To build social capital To build cultural capital
Reaching In Reaching inside yourself to think about: -your hobbies interests -things you have achieved -things you used to enjoy - your skills Reaching outside yourself to find: -new places to visit -new interests to try -new people to spend time with -old hobbies you had forgotten -new or more developed skills Reaching Out
Phase 3: Group Sessions Self efficacy, taking control Inspirational women; who can I be and how will others manage my change Presentation skills Confidence Money Management Employability
Phase 3: Qualifications & Interest Visits Opportunity to gain certificates & increase employability such as: -Food Hygiene Certificate -First Aid Certificate And visits to demystify community facilities such as: -Local Colleges -Volunteer Centre -Scottish Parliament
Outcomes Personalised goals for individual women Self report, observation and professional assessment Standardised assessments: –Clinical Outcomes on Routine Evaluation (CORE) –Post Traumatic Stress Disorder Checklist (PTSD) –Hospital Anxiety and Depression Scale (HADS)
Observation, Professional Assessment & Self Report Planned use of primary care services Changes in diet Positive changes in their relationships Positive changes in how they view themselves Reduction in frequency and seriousness of offending Improved, stabilised, reduced substance use Participating in pro-social activities, some of benefit to others Increased physical activity
Post Traumatic Stress Disorder prevalence and outcomes 77% pre-intervention presented with symptomology consistent with Post Traumatic Stress Disorder all women (except 1) had clinical and statistically significant improvements, post intervention only 1 woman has remained symptomatic post intervention
CORE Scores All women (except 1) had clinical and statistically significant improvements, post intervention in the areas of Wellbeing Problems/symptoms Life functioning Not in ‘Risk’

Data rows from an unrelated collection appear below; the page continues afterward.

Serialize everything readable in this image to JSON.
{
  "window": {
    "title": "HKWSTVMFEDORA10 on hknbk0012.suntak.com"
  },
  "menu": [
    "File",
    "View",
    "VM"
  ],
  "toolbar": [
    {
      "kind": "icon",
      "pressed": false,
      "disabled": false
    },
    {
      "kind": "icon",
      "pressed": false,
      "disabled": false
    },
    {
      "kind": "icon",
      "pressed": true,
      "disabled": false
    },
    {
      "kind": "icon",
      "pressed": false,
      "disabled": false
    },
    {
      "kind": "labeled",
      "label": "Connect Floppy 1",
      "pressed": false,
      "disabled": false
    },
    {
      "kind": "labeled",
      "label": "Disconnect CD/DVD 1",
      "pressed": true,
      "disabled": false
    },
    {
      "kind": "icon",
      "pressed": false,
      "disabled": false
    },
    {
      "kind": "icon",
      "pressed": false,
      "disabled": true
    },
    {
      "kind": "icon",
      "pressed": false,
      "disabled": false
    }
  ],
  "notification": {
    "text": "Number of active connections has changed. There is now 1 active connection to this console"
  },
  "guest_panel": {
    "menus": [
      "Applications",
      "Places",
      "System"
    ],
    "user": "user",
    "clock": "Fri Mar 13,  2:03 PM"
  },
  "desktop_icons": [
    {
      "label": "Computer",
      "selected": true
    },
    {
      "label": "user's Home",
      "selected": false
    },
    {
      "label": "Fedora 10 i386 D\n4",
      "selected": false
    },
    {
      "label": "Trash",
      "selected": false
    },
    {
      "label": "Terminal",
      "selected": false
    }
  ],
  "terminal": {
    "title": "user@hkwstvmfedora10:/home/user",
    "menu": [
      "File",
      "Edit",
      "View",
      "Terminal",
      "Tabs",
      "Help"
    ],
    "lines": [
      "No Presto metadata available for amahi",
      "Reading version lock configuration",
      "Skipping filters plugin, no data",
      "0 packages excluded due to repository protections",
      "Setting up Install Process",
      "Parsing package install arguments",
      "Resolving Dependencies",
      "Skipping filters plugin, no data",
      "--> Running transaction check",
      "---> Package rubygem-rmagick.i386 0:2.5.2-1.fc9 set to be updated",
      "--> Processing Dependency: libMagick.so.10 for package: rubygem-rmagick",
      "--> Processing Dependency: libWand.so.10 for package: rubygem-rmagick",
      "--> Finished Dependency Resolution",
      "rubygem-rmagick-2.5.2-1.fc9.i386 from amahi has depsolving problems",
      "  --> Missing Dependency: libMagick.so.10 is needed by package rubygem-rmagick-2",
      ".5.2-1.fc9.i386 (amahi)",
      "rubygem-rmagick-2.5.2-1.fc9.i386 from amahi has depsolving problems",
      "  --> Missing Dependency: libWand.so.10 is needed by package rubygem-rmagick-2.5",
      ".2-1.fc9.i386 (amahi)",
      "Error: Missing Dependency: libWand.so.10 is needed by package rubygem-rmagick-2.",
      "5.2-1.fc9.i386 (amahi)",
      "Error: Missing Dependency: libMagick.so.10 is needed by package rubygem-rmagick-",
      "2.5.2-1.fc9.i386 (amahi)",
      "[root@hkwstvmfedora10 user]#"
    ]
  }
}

“Just thought it would be nice to drop you a wee letter as there is a few things I would like to say to yous all. Carina and Terry you turned my life right round. I am not saying everything is perfect but you helped me to get the strength to cope much better than I have in my whole life and I don’t have the words to tell yous how much I am so grateful to you for this. I know people will say they will never forget people but I know till the day I take my last breath the willow workers will always be with me every day helping me cope better with every day life. Sally, just to let you know I am still making your Sheppard's pie. My kids love it. They ask me to make it every time they come through to visit. Thank you for taking the time to teach me these skills. Sarah you gave me so many coping methods that I still use today. I could never have got through some of the things I have had to deal with in the past few months if it were not for you. I have started a course with transitions called Flash Beauty. I could never have done this if it wasn’t for Willow. I really hope you keep going helping the women who really need it. My biggest thanks is for never ever judging us because that is something we all fear. Good luck to yous all in the future”.
Saw a different version of themselves which was more positive and hopeful about moving away from offending Safe, supported and respected, much of which related to the project being for women only and workers’ attitudes Women, staff and external agencies felt Willow offered a viable alternative to custody External Evaluation This is supposed to be a punishment but it has been the best thing that ever happened to me. This is the only time I get to think about me, to take that breathing space that up to now I have never had.
. External Evaluation I am learning to take care of myself and found out that I was a diabetic. I had been dizzy in the past and just thought it was normal but it's not. I enjoy the company of the people in the group and never had any reason to feel unsafe, which is a good thing for me I want to be alert and be able to hear what the women are saying and interact. I asked the doctor to bring my methadone down and for the first time in years I am feeling more awake and I have a reason to be awake.
Costs £184k per year to work with up to 60 women completing the programme 1 prison cell for 1 year costs £55k